      Then Captain Pless’ aircrew of three other Marines, did for the Army aircrew what the Army failed and did not do – rescue the three live Army Rangers after their grounded helicopter left the three behind on the beach of the South China Sea, when they and their grounded helicopter came under attack by a superior enemy force.

      When the copilot and the other Huey aircrewmen left the Huey helicopter to rescue the wounded three live Rangers, it was a life and death situation for all seven Americans, without any combat support at all, except for the lone Huey, piloted by then Captain Pless.

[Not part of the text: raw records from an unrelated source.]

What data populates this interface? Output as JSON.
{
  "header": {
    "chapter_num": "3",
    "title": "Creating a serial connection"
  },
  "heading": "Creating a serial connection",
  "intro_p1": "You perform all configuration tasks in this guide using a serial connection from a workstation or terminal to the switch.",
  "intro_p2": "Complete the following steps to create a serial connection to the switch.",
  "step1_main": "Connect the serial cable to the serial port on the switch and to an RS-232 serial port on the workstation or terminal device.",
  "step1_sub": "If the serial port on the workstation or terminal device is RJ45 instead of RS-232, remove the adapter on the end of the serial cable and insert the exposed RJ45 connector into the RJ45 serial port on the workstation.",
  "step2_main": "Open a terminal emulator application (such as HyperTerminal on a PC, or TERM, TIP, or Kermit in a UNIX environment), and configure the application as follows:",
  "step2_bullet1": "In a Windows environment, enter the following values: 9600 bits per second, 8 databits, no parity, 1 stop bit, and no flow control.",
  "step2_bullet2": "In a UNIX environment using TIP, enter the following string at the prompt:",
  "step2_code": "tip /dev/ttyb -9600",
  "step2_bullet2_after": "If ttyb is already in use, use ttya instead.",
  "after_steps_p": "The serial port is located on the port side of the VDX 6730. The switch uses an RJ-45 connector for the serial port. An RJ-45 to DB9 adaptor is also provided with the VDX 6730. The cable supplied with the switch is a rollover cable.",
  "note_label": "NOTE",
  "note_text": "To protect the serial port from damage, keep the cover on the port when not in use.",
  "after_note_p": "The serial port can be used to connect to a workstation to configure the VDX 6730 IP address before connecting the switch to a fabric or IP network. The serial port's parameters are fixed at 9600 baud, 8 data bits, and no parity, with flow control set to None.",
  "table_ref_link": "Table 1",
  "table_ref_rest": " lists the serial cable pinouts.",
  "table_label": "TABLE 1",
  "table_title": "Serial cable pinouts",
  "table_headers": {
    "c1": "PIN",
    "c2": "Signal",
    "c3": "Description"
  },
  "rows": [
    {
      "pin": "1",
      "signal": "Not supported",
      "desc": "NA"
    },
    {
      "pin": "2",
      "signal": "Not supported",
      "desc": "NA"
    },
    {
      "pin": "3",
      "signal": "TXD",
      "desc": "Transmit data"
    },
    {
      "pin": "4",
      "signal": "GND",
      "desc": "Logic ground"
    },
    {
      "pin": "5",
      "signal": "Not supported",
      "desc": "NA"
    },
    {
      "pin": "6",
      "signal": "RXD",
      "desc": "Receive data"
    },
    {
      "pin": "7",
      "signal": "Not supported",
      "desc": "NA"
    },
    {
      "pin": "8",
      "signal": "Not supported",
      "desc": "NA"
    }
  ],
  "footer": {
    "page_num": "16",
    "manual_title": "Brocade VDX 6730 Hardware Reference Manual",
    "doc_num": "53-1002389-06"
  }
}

That makes this action impressive, none of the aircrewmen were killed, or wounded while leaving behind scores of dead and wounded Viet Cong enemy.

      The Huey aircrewmen were awarded the most top combat medals than any other aircrew within the history of the Vietnam War and the United States Marine Corps. Then Captain Pless was the only Marine Corps pilot within the Vietnam War that earned the Medal of Honor, which shows the importance of the rescue. The actions and situation on their faithful day did come at a high price.

      The price cost LtCol Pless his life after he returned home from the War. He left behind a pregnant wife, and family, which is so sad.

      Much respect to you also for giving credit where credit is due. You did have a great mentor. It is Marines and other Americans like the crew of VMO-6 that day that young men should have to help them in later life, too. It is hoped that you still have the qualities in you that your mentor had, and taught you. It is also hoped there are still men like the VMO-6 crew in America willing to be mentors to the young, like you were.

Leave a Reply

Your email address will not be published. Required fields are marked *

This site uses Akismet to reduce spam. Learn how your comment data is processed.